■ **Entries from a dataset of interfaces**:
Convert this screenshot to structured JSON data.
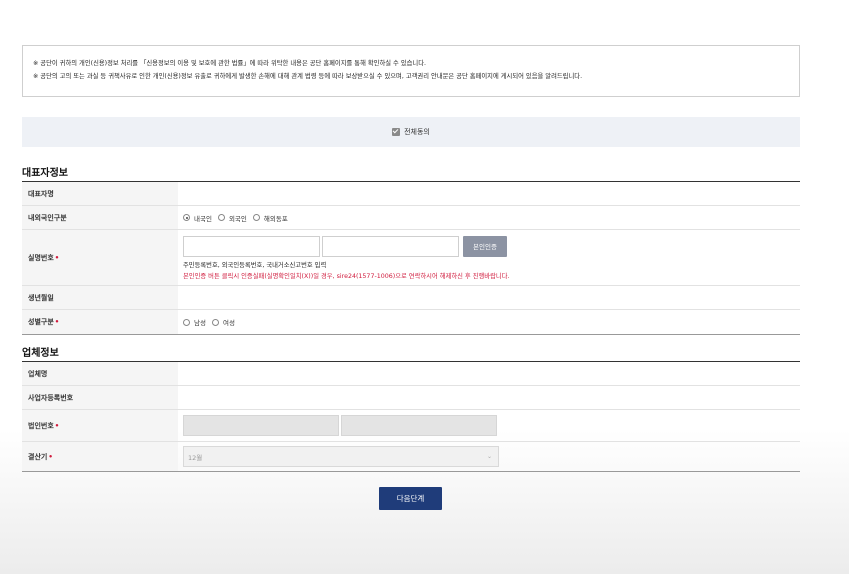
{
  "notice": {
    "line1": "※ 공단이 귀하의 개인(신용)정보 처리를 「신용정보의 이용 및 보호에 관한 법률」에 따라 위탁한 내용은 공단 홈페이지를 통해 확인하실 수 있습니다.",
    "line2": "※ 공단의 고의 또는 과실 등 귀책사유로 인한 개인(신용)정보 유출로 귀하에게 발생한 손해에 대해 관계 법령 등에 따라 보상받으실 수 있으며, 고객권리 안내문은 공단 홈페이지에 게시되어 있음을 알려드립니다."
  },
  "agree_all": {
    "label": "전체동의",
    "checked": true
  },
  "rep_section": {
    "title": "대표자정보",
    "rows": {
      "name": {
        "label": "대표자명"
      },
      "nationality": {
        "label": "내외국인구분",
        "options": [
          "내국인",
          "외국인",
          "해외동포"
        ],
        "selected": "내국인"
      },
      "realname": {
        "label": "실명번호",
        "verify_button": "본인인증",
        "help": "주민등록번호, 외국인등록번호, 국내거소신고번호 입력",
        "warning": "본인인증 버튼 클릭시 인증실패(실명확인일치(X))일 경우, sire24(1577-1006)으로 연락하시어 해제하신 후 진행바랍니다."
      },
      "birth": {
        "label": "생년월일"
      },
      "gender": {
        "label": "성별구분",
        "options": [
          "남성",
          "여성"
        ]
      }
    }
  },
  "biz_section": {
    "title": "업체정보",
    "rows": {
      "company": {
        "label": "업체명"
      },
      "bizno": {
        "label": "사업자등록번호"
      },
      "corpno": {
        "label": "법인번호"
      },
      "fiscal": {
        "label": "결산기",
        "value": "12월"
      }
    }
  },
  "next_button": "다음단계",
  "colors": {
    "required": "#d01a3c",
    "primary": "#1f3c7a",
    "verify": "#8c93a3"
  }
}
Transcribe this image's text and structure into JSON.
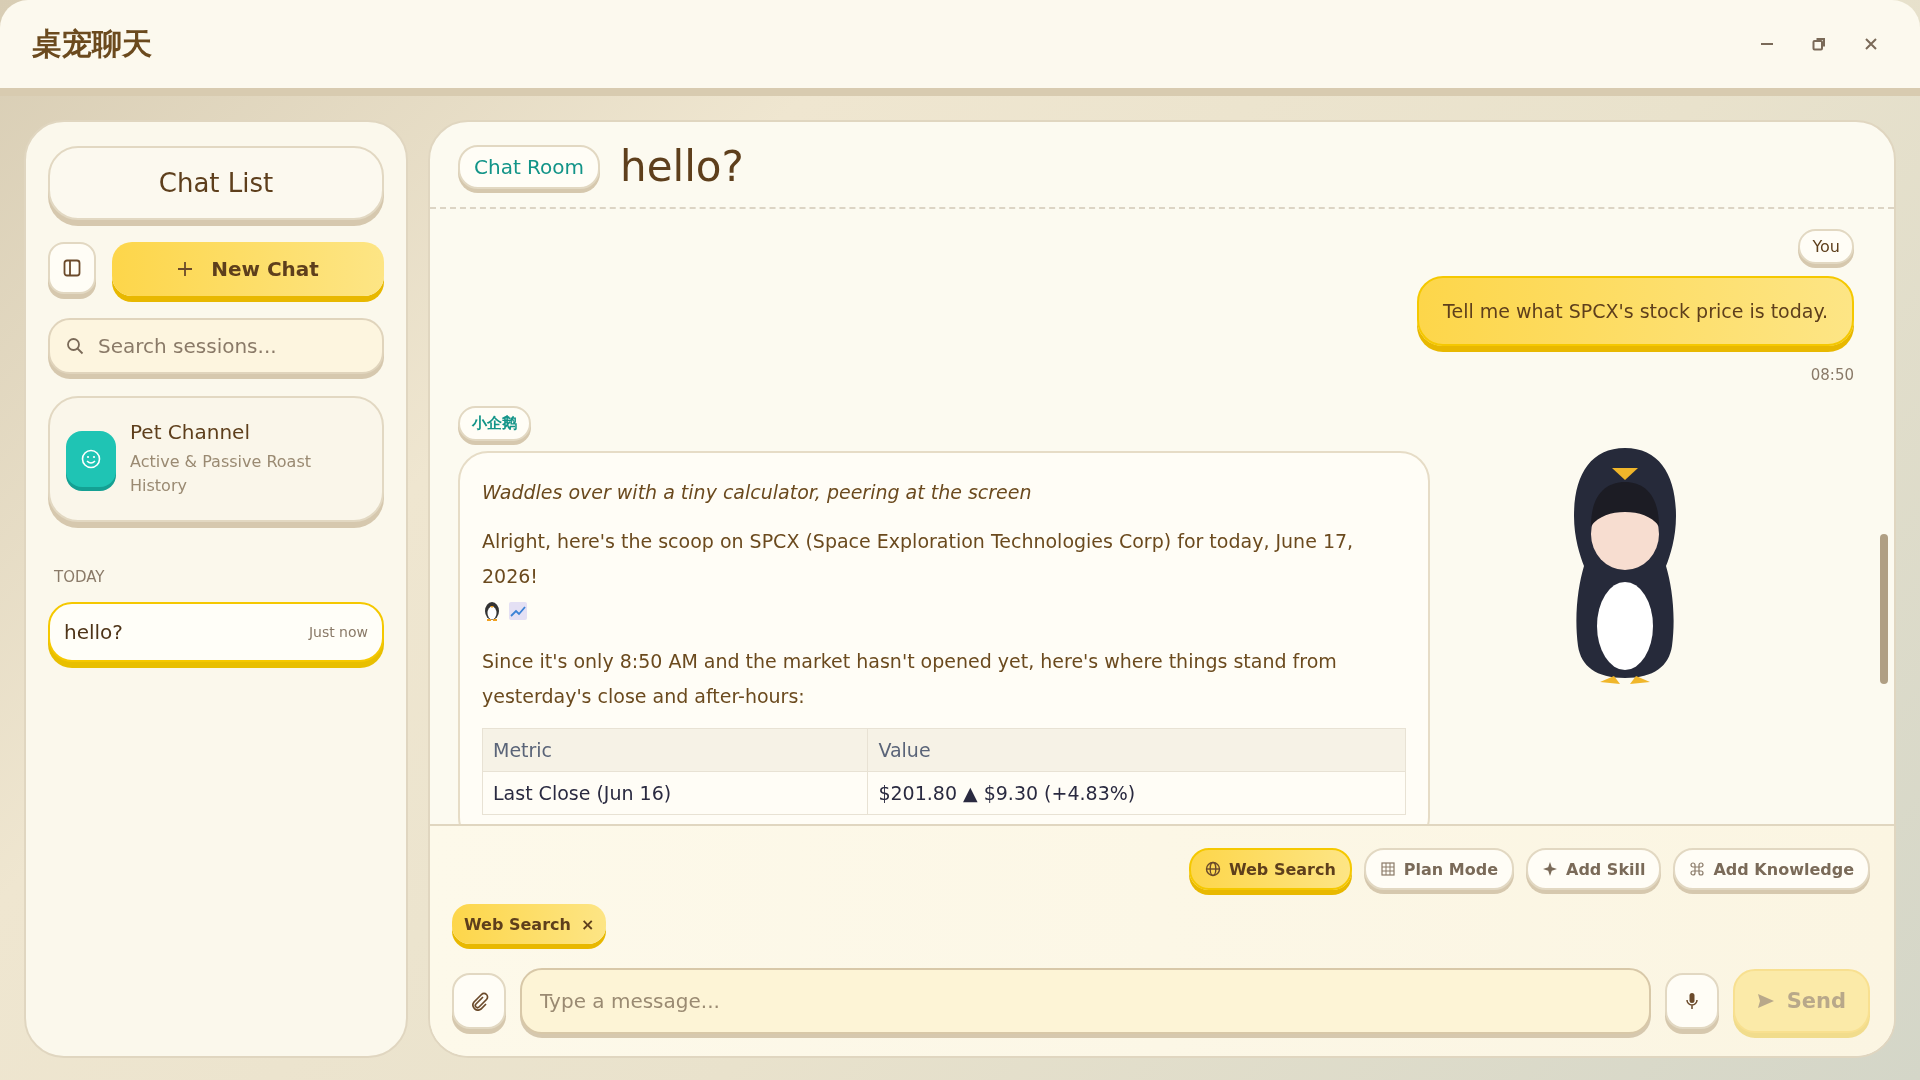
{
  "window": {
    "title": "桌宠聊天"
  },
  "sidebar": {
    "heading": "Chat List",
    "new_chat": "New Chat",
    "search": {
      "placeholder": "Search sessions..."
    },
    "channel": {
      "name": "Pet Channel",
      "description": "Active & Passive Roast History"
    },
    "section": "TODAY",
    "sessions": [
      {
        "title": "hello?",
        "time": "Just now",
        "selected": true
      }
    ]
  },
  "chat": {
    "badge": "Chat Room",
    "title": "hello?",
    "messages": [
      {
        "kind": "user",
        "sender": "You",
        "time": "08:50",
        "text": "Tell me what SPCX's stock price is today."
      },
      {
        "kind": "assistant",
        "sender": "小企鹅",
        "paragraphs": [
          {
            "kind": "action",
            "text": "Waddles over with a tiny calculator, peering at the screen"
          },
          {
            "kind": "lead",
            "text": "Alright, here's the scoop on SPCX (Space Exploration Technologies Corp) for today, June 17, 2026!"
          },
          {
            "kind": "text",
            "text": "Since it's only 8:50 AM and the market hasn't opened yet, here's where things stand from yesterday's close and after-hours:"
          }
        ],
        "table": {
          "columns": [
            "Metric",
            "Value"
          ],
          "rows": [
            [
              "Last Close (Jun 16)",
              "$201.80 ▲ $9.30 (+4.83%)"
            ]
          ]
        }
      }
    ]
  },
  "composer": {
    "tools": [
      {
        "label": "Web Search",
        "selected": true
      },
      {
        "label": "Plan Mode",
        "selected": false
      },
      {
        "label": "Add Skill",
        "selected": false
      },
      {
        "label": "Add Knowledge",
        "selected": false
      }
    ],
    "chips": [
      {
        "label": "Web Search",
        "remove": "×"
      }
    ],
    "input": {
      "placeholder": "Type a message..."
    },
    "send": {
      "label": "Send",
      "disabled": true
    }
  }
}
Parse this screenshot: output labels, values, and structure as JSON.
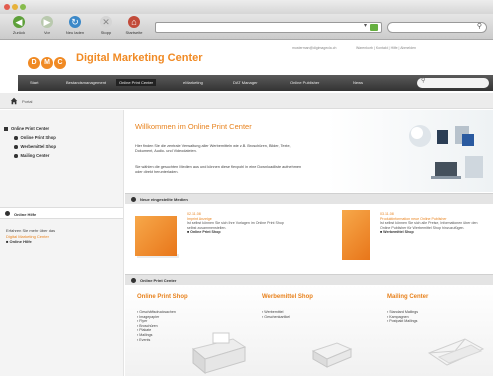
{
  "toolbar": {
    "back": "Zurück",
    "forward": "Vor",
    "refresh": "Neu laden",
    "stop": "Stopp",
    "home": "Startseite"
  },
  "header": {
    "logo_letters": [
      "D",
      "M",
      "C"
    ],
    "logo_text": "Digital Marketing Center",
    "mail": "musterman@digimagecla.ch",
    "links": "Warenkorb  |  Kontakt  |  Hilfe  |  Abmelden"
  },
  "nav": {
    "items": [
      "Start",
      "Bestandsmanagement",
      "Online Print Center",
      "eMarketing",
      "DAT Manager",
      "Online Publisher",
      "News"
    ],
    "active_index": 2
  },
  "breadcrumb": {
    "crumb": "Portal"
  },
  "sidebar": {
    "tree": [
      {
        "label": "Online Print Center",
        "level": 0
      },
      {
        "label": "Online Print Shop",
        "level": 1
      },
      {
        "label": "Werbemittel Shop",
        "level": 1
      },
      {
        "label": "Mailing Center",
        "level": 1
      }
    ],
    "hilfe_title": "Online Hilfe",
    "hilfe_text": "Erfahren Sie mehr über das",
    "hilfe_link": "Digital Marketing Center",
    "hilfe_more": "Online Hilfe"
  },
  "welcome": {
    "title": "Willkommen im Online Print Center",
    "p1": "Hier finden Sie die zentrale Verwaltung aller Werbemitteln wie z.B. Broschüren, Bilder, Texte, Dokument, Audio- und Videodateien.",
    "p2": "Sie wählen die gesuchten Medien aus und können diese flexpohl in eine Downloadliste aufnehmen oder direkt herunterladen."
  },
  "newproducts": {
    "title": "Neue eingestellte Medien",
    "item1": {
      "date": "02.11.08",
      "name": "Imprint Anzeige",
      "desc": "Ist selbst können Sie sich Ihre Vorlagen im Online Print Shop selbst zusammenstellen.",
      "link": "Online Print Shop"
    },
    "item2": {
      "date": "03.11.08",
      "name": "Produktinformation neue Online Publisher",
      "desc": "Ist selbst können Sie sich alle Preise, Informationen über den Online Publisher für Werbemittel Shop hinzuzufügen.",
      "link": "Werbemittel Shop"
    }
  },
  "opc": {
    "title": "Online Print Center",
    "col1": {
      "title": "Online Print Shop",
      "items": [
        "Geschäftsdrucksachen",
        "Imagepapier",
        "Flyer",
        "Broschüren",
        "Plakate",
        "Mailings",
        "Events"
      ]
    },
    "col2": {
      "title": "Werbemittel Shop",
      "items": [
        "Werbemittel",
        "Geschenkartikel"
      ]
    },
    "col3": {
      "title": "Mailing Center",
      "items": [
        "Standard Mailings",
        "Kampagnen",
        "Postpakt Mailings"
      ]
    }
  },
  "colors": {
    "accent": "#e8821d",
    "nav_bg": "#3f3f3f",
    "logo": "#f08a24"
  }
}
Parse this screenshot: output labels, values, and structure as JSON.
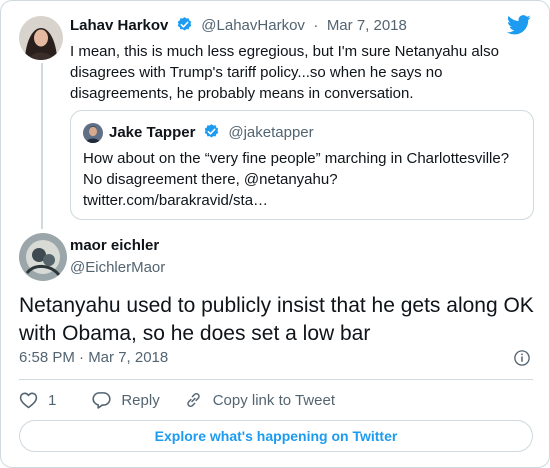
{
  "colors": {
    "accent": "#1d9bf0",
    "muted": "#536471",
    "border": "#cfd9de",
    "text": "#0f1419"
  },
  "reply_tweet": {
    "author_name": "Lahav Harkov",
    "handle": "@LahavHarkov",
    "separator": "·",
    "date": "Mar 7, 2018",
    "text": "I mean, this is much less egregious, but I'm sure Netanyahu also disagrees with Trump's tariff policy...so when he says no disagreements, he probably means in conversation.",
    "quoted_tweet": {
      "author_name": "Jake Tapper",
      "handle": "@jaketapper",
      "text_line1": "How about on the “very fine people” marching in Charlottesville?",
      "text_line2": "No disagreement there, @netanyahu?",
      "text_line3": "twitter.com/barakravid/sta…"
    }
  },
  "main_tweet": {
    "author_name": "maor eichler",
    "handle": "@EichlerMaor",
    "text": "Netanyahu used to publicly insist that he gets along OK with Obama, so he does set a low bar",
    "timestamp": "6:58 PM · Mar 7, 2018"
  },
  "actions": {
    "like_count": "1",
    "reply_label": "Reply",
    "copy_label": "Copy link to Tweet"
  },
  "explore_label": "Explore what's happening on Twitter",
  "icons": [
    "twitter-bird-icon",
    "verified-badge-icon",
    "info-icon",
    "heart-icon",
    "reply-icon",
    "link-icon"
  ]
}
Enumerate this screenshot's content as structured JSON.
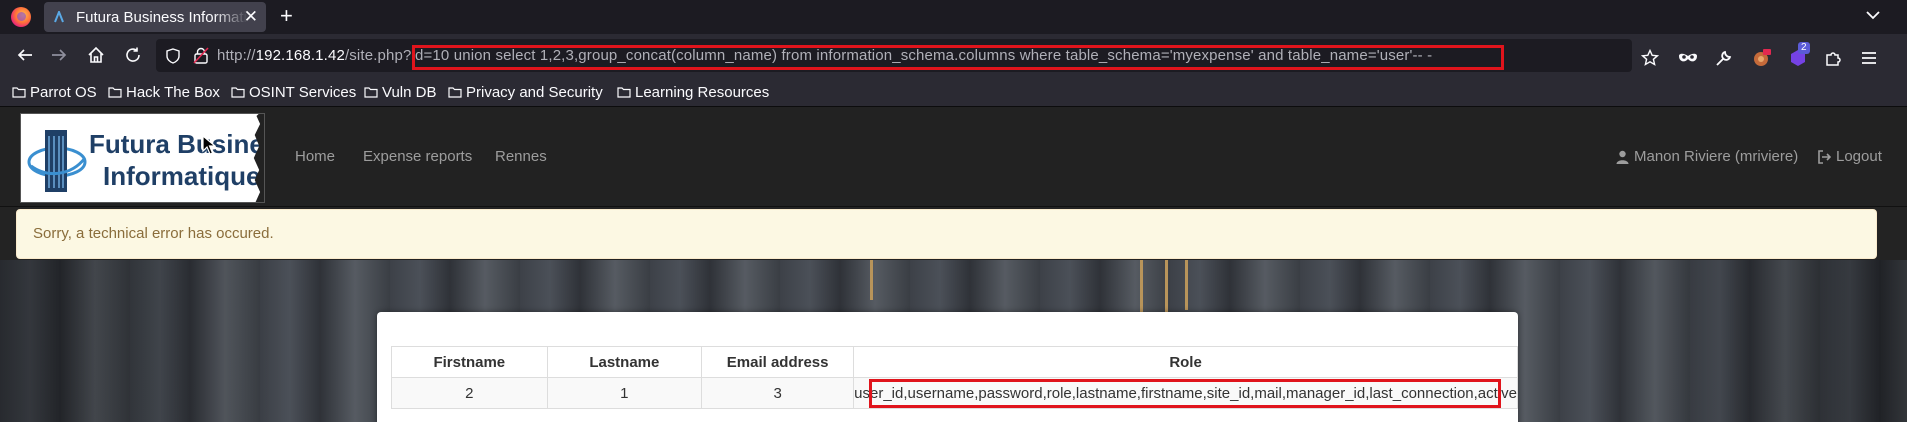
{
  "browser": {
    "tab": {
      "title": "Futura Business Informatique"
    },
    "url": {
      "prefix": "http://",
      "host": "192.168.1.42",
      "path": "/site.php",
      "query": "?id=10 union select 1,2,3,group_concat(column_name) from information_schema.columns where table_schema='myexpense' and table_name='user'-- -"
    },
    "extension_badge": "2",
    "bookmarks": [
      "Parrot OS",
      "Hack The Box",
      "OSINT Services",
      "Vuln DB",
      "Privacy and Security",
      "Learning Resources"
    ]
  },
  "site": {
    "logo_line1": "Futura Business",
    "logo_line2": "Informatique",
    "nav": [
      "Home",
      "Expense reports",
      "Rennes"
    ],
    "user": "Manon Riviere (mriviere)",
    "logout": "Logout"
  },
  "alert": {
    "text": "Sorry, a technical error has occured."
  },
  "table": {
    "headers": [
      "Firstname",
      "Lastname",
      "Email address",
      "Role"
    ],
    "rows": [
      [
        "2",
        "1",
        "3",
        "user_id,username,password,role,lastname,firstname,site_id,mail,manager_id,last_connection,active"
      ]
    ]
  },
  "colors": {
    "highlight": "#e0141c",
    "alert_bg": "#fcf8e3",
    "alert_text": "#8a6d3b",
    "logo_text": "#1f3f66"
  }
}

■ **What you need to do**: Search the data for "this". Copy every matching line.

■ **Written response**:
Convert this screenshot to structured JSON data.
Transcribe this image's text and structure into JSON.
Parse this screenshot: output labels, values, and structure as JSON.
Parse this screenshot: output labels, values, and structure as JSON.
    "text": "I mean, this is much less egregious, but I'm sure Netanyahu also disagrees with Trump's tariff policy...so when he says no disagreements, he probably means in conversation.",
Enumerate this screenshot's content as structured JSON.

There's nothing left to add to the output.